“Ensure that an effective team is created because one does not succeed and achieve success alone,” Mabbett said. “Success, as I say, is a team effort.”  

There were 12 Veterans Excellence Award recipients honored at the Gala. The recipient of the 2023 Director’s Veteran Excellence Award, Dr. Roger Harris, spoke to the crowd about his experience serving with a combat unit in the U.S. Marine Corp. Acknowledging the growing civil rights movement at the time of his return from service, Harris, a Roxbury native, also spoke candidly about the racism he faced when he returned to Boston. The racial tension that swept the area and his experiences in Vietnam eventually led Harris to a 41-year-long career in education, starting as a teacher in the Boston Public Schools during the first year of desegregation in 1974.  

Upon reflection, Harris said he believed that his ability to connect with students of all different backgrounds showed him that he was meant to continue his service as an educator. He’s since worked as a mentor, principal, professor at Boston University, was featured in the Ken Burns PBS documentary “The Vietnam War,” and has received international recognition for his work. In honor of those he lost in Vietnam, Harris’s hope is that he can inspire future generations to solve problems through conversation, not war, and advocates for a closer global connection. “As long as I can breathe, as long as I can get up in the morning, I’m going to do as much as I can, for as many as I can, for as long as I can,” he said.  

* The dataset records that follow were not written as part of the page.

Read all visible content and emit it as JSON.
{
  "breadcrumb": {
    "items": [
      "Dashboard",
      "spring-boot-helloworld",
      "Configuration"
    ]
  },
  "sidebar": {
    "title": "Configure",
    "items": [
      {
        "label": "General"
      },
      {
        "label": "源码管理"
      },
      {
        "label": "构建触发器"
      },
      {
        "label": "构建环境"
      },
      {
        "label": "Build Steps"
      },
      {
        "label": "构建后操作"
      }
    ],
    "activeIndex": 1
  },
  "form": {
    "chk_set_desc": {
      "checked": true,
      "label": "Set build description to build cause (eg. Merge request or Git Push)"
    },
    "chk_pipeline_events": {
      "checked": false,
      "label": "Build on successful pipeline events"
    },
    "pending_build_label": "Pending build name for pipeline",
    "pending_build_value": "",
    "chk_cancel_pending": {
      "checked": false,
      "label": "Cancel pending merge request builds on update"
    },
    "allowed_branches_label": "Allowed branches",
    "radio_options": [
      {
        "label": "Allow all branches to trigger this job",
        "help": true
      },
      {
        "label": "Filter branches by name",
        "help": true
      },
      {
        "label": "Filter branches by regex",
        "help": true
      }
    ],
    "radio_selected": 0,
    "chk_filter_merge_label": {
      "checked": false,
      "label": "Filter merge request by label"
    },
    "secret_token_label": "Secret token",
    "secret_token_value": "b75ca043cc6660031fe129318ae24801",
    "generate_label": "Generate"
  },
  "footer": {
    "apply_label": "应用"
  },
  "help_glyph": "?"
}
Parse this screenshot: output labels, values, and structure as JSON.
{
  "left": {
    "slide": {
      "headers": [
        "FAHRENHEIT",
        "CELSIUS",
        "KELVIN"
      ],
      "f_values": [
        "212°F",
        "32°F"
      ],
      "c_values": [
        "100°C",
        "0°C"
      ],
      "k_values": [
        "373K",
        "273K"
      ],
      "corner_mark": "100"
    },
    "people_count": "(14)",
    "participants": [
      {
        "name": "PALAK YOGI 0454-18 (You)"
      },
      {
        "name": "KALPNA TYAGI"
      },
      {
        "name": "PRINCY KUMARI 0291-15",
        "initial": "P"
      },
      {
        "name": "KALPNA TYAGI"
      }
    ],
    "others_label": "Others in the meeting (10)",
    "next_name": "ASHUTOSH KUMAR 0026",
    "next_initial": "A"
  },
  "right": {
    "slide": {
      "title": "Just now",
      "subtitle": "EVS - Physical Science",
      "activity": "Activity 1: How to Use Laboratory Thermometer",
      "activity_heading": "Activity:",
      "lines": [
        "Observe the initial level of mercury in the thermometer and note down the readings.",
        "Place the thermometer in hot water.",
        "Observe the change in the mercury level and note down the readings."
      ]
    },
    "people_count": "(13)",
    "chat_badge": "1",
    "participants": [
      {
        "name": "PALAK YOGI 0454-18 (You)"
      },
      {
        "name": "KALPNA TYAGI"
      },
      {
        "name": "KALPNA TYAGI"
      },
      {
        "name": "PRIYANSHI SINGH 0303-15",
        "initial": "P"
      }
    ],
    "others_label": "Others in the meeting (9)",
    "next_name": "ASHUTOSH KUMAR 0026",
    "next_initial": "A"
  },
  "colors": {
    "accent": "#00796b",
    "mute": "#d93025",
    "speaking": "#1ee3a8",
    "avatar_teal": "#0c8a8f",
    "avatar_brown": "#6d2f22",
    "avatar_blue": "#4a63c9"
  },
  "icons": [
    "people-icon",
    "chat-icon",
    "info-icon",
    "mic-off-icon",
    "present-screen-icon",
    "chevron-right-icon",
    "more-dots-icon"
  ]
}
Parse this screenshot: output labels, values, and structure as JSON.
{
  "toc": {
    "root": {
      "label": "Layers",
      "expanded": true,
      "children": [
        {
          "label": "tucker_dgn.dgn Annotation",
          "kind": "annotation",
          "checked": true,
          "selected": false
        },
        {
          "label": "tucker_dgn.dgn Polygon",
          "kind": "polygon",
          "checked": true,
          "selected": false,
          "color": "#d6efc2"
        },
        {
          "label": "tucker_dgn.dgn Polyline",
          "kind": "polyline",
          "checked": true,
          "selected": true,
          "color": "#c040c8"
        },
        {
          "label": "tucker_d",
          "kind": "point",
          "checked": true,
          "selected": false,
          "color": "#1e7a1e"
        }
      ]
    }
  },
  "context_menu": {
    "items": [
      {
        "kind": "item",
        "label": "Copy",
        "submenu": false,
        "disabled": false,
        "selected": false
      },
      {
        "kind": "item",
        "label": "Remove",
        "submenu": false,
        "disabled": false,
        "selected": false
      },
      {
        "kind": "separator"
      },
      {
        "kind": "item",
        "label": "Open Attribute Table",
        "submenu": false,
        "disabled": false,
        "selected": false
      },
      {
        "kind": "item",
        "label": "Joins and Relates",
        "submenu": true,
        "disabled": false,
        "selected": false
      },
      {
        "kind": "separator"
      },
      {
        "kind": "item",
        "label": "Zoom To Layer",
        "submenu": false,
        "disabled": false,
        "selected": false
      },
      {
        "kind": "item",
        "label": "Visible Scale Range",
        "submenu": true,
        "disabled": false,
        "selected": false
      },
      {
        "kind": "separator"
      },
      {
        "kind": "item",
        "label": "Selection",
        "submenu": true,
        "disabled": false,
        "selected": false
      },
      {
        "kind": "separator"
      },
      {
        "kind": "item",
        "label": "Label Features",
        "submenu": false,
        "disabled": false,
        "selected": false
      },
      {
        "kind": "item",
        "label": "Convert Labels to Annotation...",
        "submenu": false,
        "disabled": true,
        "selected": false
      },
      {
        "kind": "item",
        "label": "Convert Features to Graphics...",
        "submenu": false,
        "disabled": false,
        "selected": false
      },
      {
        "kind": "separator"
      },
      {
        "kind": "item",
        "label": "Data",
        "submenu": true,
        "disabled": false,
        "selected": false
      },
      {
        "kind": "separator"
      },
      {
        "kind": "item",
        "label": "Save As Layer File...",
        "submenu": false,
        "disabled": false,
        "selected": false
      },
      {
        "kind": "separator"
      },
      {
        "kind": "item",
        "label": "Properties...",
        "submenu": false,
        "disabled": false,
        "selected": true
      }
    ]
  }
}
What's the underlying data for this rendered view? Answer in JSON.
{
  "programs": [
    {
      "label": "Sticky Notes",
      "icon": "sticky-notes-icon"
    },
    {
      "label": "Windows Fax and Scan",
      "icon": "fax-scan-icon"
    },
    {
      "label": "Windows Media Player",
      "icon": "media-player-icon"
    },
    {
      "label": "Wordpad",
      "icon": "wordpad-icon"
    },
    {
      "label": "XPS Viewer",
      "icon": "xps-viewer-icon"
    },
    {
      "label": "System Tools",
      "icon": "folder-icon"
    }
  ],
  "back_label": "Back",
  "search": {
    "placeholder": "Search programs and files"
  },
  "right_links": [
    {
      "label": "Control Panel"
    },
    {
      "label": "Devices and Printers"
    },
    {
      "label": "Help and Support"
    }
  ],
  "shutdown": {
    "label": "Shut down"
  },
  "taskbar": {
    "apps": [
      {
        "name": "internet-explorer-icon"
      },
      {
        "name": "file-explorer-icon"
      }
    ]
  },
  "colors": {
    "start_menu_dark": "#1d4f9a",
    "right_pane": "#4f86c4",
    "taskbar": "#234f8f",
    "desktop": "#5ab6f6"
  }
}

The gala featured performances from the U.S. Coast Guard Band and the Coast Guard Academy’s Fairwinds Ensemble. Addressing the crowd, Provost Joseph Berger said the university is honored to support the William Joiner Institute and proud to work closely with an organization that supports veteran students as a service-oriented university.  

“In these times, having honor, dedicating yourselves to service, and providing leadership to others, is exactly what we all need,” Berger said. “I’m humbled to be here with such an incredible group of individual and collective leaders who have done so in the military and have continued throughout their lives to have a remarkable impact in their communities.”